UK energy regulator Ofgem has today fined utility SSE £10.5m ($15.8m) – the largest financial penalty ever imposed on an energy supplier.

The fine relates to sales tactics carried out by SSE in telephone, in-store and doorstep transactions and the size of the penalty “reflects the seriousness and duration of breaches, the likely substantial harm that they have caused and the likely gain to SSE”, said Ofgem in a statement.

UK Energy Minister Michael Fallon said today that he had “rarely seen a worse case of consumers being misled so badly”.

SSE – formerly Scottish and Southern Energy – is one of Britain’s so-called ‘Big Six’ energy companies are operates coal and gas plants as well as on and offshore wind farms and biomass and hydro plants.

Ofgem said it “found failings at all stages of SSE’s sales processes, from the opening lines on the doorstep, in-store or over the phone through to the confirmation process which follows a sale”.

It added that in particular, “SSE consistently failed over a prolonged period of time to conduct its sales activities in a way that would provide clear and accurate information on prices and potential savings to enable customers to make an informed decision about whether to switch suppliers”.

Sarah Harrison, Ofgem’s senior partner in charge of enforcement, said: “In order to restore trust in the energy market, suppliers must comply with their obligations and play it straight with consumers. Ofgem’s findings show SSE failed its customers, missold to them and undermined trust in the energy supply industry.

She said that today’s fine “sends a clear message to suppliers that Ofgem will hold to account those companies which fail to treat consumers fairly”.

Examples of SSE’s misdemeanors included telling customers they would save money when in fact they were switched to a more expensive contract; that other suppliers were making “all sorts of false promises” and putting their prices up, and that other suppliers’ price increases were higher than they actually were.

SSE corporate affairs director Alan Young told the BBC this morning that the company was “very sorry”.

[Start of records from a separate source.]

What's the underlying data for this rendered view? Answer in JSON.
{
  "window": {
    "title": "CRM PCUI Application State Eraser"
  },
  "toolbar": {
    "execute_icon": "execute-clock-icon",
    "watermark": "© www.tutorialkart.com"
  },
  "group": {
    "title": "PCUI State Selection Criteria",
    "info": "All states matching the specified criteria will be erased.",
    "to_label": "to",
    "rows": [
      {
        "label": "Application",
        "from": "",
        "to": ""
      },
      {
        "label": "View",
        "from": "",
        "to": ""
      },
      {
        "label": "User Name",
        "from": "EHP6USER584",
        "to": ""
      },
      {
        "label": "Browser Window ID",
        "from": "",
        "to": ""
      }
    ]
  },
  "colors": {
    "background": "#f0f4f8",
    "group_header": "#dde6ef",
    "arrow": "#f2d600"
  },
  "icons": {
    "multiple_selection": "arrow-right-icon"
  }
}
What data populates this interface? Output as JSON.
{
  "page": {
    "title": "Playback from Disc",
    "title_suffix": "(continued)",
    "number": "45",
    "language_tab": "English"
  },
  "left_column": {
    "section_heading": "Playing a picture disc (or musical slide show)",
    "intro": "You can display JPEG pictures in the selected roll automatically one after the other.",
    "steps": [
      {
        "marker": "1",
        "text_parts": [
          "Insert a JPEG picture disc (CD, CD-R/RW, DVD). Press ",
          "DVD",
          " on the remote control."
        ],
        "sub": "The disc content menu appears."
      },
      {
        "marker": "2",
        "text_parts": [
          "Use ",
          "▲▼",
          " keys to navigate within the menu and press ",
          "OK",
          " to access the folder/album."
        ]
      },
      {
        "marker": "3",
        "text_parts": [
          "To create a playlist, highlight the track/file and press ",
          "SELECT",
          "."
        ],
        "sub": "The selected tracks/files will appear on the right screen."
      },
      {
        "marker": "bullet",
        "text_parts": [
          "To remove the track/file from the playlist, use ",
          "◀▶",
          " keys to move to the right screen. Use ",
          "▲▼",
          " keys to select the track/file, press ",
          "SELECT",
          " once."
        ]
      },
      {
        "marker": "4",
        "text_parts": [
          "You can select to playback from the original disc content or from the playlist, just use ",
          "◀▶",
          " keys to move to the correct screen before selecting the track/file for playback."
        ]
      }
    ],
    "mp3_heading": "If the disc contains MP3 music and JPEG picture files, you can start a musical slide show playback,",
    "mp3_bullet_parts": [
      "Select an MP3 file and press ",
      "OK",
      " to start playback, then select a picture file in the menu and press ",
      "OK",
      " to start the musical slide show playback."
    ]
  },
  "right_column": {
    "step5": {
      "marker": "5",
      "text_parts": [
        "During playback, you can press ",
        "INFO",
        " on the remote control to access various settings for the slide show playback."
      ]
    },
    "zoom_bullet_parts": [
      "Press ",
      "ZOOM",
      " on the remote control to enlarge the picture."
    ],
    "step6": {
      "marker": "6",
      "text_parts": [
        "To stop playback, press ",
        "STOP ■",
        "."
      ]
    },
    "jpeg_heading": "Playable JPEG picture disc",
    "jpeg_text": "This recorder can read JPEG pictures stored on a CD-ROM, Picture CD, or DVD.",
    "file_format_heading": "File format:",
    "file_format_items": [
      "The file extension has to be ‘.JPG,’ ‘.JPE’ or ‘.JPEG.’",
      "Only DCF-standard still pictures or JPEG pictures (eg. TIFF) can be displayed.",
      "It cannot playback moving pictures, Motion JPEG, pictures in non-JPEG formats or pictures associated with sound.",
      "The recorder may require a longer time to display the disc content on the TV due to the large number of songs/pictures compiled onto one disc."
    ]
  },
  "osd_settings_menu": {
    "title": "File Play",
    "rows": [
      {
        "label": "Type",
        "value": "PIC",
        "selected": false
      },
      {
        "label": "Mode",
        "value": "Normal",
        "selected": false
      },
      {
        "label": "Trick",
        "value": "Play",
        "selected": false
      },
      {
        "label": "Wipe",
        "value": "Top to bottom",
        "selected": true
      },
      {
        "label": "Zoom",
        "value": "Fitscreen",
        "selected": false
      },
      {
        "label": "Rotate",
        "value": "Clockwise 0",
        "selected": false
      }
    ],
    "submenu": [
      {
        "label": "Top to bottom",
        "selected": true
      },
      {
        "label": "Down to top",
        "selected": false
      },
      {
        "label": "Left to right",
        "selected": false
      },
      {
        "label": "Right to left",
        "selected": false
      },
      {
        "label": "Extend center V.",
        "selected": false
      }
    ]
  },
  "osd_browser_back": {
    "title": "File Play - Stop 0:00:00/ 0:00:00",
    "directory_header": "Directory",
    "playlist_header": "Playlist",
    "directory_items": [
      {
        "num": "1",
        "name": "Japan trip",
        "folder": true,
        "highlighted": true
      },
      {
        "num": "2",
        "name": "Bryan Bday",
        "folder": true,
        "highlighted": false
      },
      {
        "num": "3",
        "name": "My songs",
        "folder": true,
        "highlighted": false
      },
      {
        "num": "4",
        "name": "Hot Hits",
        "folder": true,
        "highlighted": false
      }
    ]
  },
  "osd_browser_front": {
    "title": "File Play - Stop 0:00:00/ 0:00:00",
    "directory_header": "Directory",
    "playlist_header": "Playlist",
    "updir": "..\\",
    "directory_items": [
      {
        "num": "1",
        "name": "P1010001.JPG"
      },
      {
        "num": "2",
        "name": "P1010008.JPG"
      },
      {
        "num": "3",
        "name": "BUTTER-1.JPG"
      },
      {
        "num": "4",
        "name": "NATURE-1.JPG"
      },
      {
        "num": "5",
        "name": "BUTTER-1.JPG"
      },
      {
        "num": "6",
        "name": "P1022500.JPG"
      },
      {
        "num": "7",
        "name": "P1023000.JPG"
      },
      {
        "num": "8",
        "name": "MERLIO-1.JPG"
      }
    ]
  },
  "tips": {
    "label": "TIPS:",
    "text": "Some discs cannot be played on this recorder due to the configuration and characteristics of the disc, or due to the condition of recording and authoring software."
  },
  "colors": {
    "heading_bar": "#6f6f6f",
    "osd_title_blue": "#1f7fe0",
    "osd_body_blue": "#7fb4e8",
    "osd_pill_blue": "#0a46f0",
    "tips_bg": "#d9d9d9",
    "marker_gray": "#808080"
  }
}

He added: “What we were doing was not adequately telling people about the terms and conditions of their contract or adequately making sure they had the information they needed to switch. We have totally reformed our business in this area.”